Counter-attacking, Harris kicked off his own campaign last night with allegations that Parris had improperly handled his responsibilities as a congressman. He accused Parris of taking more than $3,000 from an office stationery account that should have been refunded to the U.S. Treasury, and he challenged his GOP foe to debate on this and other issues.
Parris called the charge unfounded, saying the funds he withdrew from his congressional office account was money he had paid in on other occassions.
Discussing his primary loss, Thoburn said "untruths in the media" had contributed to his defeat. He said labels like "right wing," "ultraconservative" and "fundamentalist" distorted his political views.
"What do you mean right wing?" he asked. "If they're going to call me right wing, why are'nt they going to call the opposition side left wing? Why don't they refer to Herb Harris or Stan Parris as left wing?"
This was Thoburn's fourth election defeat, including three unsuccessful congressional primary races in the 8th District and the recent loss of his General Assembly seat.
Yesterday's defeat, he sad, "will make me more determined than ever to organize for the principles we believe in, including the free enterprise system, a strong national defense and the family."
State Del. James R. Dillard (R-Fairfax), a member of Parris's campaign committee, claimed his candidate's primary win was a victory for the mainstream of the GOP. "I think it's an indication that the majority of Republican voters prefer a moderate conservative position, as opposed to a far-right, extreme position," he said.

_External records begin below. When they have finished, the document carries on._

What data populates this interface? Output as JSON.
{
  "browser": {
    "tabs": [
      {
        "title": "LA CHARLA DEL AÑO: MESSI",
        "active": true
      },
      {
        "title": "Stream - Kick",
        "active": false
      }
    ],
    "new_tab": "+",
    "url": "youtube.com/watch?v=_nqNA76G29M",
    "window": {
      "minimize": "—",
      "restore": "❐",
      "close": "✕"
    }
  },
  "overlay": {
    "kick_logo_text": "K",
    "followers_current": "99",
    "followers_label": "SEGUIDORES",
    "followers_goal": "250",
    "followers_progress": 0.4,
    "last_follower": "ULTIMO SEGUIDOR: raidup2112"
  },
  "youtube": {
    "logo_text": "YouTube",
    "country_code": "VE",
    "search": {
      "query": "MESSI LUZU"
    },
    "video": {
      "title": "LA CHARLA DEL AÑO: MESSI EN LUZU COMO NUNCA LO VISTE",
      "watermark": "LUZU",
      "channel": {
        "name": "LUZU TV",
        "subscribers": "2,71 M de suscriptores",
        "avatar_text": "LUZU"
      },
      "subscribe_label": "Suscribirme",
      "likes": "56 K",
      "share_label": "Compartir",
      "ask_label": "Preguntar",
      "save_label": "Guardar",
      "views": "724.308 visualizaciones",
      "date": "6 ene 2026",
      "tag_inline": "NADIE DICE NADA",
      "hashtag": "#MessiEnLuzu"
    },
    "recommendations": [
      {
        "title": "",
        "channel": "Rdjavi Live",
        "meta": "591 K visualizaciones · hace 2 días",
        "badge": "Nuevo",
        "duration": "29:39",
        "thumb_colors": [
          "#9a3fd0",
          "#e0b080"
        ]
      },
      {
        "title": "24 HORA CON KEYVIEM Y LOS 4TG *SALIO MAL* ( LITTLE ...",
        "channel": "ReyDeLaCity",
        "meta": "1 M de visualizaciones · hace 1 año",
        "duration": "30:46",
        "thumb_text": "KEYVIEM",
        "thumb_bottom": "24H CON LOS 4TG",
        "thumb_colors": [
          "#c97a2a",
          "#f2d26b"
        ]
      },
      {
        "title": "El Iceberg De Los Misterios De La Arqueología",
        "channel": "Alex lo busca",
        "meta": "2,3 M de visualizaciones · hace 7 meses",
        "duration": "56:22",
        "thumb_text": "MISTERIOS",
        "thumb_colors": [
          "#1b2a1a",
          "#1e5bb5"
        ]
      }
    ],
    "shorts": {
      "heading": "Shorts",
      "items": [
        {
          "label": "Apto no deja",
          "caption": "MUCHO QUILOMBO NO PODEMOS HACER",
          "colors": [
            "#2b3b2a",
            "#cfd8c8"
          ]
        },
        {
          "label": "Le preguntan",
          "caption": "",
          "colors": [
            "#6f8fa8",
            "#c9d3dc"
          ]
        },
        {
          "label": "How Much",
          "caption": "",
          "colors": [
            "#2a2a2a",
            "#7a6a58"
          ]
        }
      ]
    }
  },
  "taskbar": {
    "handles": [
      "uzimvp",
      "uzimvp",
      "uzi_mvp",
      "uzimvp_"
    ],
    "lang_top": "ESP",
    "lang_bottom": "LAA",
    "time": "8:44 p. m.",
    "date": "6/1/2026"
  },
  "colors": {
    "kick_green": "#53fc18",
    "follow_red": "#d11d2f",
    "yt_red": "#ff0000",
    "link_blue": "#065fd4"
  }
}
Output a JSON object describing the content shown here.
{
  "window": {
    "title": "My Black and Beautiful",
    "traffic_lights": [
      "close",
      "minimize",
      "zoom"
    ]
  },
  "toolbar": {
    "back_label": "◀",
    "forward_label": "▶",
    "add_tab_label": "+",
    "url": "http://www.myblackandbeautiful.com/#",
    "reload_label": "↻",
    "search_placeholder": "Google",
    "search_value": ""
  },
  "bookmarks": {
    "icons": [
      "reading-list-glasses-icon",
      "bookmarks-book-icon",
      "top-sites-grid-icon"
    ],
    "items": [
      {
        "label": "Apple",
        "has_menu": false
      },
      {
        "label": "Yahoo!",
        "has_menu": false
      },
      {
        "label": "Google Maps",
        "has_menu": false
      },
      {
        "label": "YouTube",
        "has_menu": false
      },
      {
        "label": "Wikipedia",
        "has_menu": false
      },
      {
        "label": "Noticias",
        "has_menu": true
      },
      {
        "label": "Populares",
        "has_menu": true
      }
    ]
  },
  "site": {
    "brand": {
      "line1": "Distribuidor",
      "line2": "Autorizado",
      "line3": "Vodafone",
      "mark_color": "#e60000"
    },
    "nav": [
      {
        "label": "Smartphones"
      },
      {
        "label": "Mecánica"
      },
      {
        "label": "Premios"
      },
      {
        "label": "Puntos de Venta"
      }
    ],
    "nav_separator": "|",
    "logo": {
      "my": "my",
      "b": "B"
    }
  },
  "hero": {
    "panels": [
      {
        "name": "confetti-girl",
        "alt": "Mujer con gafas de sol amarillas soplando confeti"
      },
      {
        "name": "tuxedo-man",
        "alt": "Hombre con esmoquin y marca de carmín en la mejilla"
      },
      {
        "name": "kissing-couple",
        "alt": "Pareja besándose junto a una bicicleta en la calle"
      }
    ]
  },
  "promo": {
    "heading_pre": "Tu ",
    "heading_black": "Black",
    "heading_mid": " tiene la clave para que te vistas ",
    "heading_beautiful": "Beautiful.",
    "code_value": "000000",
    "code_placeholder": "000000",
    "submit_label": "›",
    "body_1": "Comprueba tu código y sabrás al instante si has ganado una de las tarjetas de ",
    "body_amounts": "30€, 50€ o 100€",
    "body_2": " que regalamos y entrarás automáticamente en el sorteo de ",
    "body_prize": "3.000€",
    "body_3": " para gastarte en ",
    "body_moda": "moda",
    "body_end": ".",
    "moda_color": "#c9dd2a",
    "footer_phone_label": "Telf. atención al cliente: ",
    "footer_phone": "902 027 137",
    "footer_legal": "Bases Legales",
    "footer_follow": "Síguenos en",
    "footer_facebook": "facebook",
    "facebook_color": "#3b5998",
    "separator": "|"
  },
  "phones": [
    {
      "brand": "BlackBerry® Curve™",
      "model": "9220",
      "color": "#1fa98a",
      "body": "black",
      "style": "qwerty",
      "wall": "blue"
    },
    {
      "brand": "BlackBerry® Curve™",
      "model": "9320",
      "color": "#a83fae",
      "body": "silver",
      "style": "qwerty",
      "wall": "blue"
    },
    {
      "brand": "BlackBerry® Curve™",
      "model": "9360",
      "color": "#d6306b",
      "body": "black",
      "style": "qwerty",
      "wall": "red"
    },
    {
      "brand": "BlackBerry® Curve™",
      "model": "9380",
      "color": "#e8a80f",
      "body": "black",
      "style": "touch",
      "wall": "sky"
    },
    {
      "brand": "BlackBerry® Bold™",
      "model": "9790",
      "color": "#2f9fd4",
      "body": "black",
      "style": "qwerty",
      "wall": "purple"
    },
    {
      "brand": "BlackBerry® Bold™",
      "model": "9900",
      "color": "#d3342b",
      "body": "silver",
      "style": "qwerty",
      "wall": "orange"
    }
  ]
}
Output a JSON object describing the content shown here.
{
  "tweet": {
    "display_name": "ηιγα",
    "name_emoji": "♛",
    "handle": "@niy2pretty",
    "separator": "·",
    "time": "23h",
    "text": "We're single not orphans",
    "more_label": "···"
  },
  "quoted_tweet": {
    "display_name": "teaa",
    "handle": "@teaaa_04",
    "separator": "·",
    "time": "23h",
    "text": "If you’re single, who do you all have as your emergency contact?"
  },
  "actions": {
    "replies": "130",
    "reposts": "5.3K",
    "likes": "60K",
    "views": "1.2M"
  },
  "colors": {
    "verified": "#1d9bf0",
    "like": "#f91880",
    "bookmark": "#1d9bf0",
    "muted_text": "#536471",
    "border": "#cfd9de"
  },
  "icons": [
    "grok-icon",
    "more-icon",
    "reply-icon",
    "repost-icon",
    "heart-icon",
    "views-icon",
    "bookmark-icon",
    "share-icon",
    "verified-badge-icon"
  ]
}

Perper congratulated Wolf and said his determined campaigning "had reaped the harvest of years of hard work."
It was Wolf's close race against Rep. Fisher two years ago that won him the respect of a broad spectrum of party activists and most GOP officials and put them squarely in the Wolf camp this time around.
Wolf, a 41-year-old Arlington attorney spent an estimated $80,000 to shore up his support when it appeared Perper's aggressive campaigning was having an impact.
Perper, a state delegate from Fairfax serving his second term in the legislature, apealed to moderate and liberal voters of both parties to back him in the primary. He particularly made an issue of the conservative Wolf's opposition to ratification of of the Equal Rights Amendment and his call for federal prohibition of abortion except to save the life of the mother. c
These appeals apparently fell on deaf ears. There was little evidence yesterday of cross-over voting, and even Republicans who said they disagreed with Wolf on some issues supported him against Perper and Miller. Primary Results (TABLE) *3*8th Congressional District (COLUMN)Parris(COLUMN)Thorburn Fairfax(COLUMN)5940(COLUMN)3965 Alexandria(COLUMN)2337(COLUMN)856 Pr. William(COLUMN)1113(COLUMN)1288 Manassas(COLUMN)192(COLUMN)167 Manassas Park(COLUMN)74(COLUMN)80 Stafford Co.(COLUMN)36(COLUMN)49 Total(COLUMN)9692(60.2%)(COLUMN)6405(39.8%)(END TABLE) (TABLE) *4*10th Congressional District (COLUMN)Wolf(COLUMN)Miller(COLUMN)Perper Fairfax Co.(COLUMN)8202(COLUMN)703(COLUMN)2047 Fairfax City(COLUMN)516(COLUMN)25(COLUMN)119 Falls Church(COLUMN)492(COLUMN)215(COLUMN)76 Loudoun County(COLUMN)1024(COLUMN)75(COLUMN)233 Arlington(COLUMN)3430(COLUMN)393(COLUMN)776 Total(COLUMN)13664(COLUMN)1411(COLUMN)3251 (COLUMN)(74.6%)(COLUMN)(7.7%)(COLUMN)(17.7%)(END TABLE)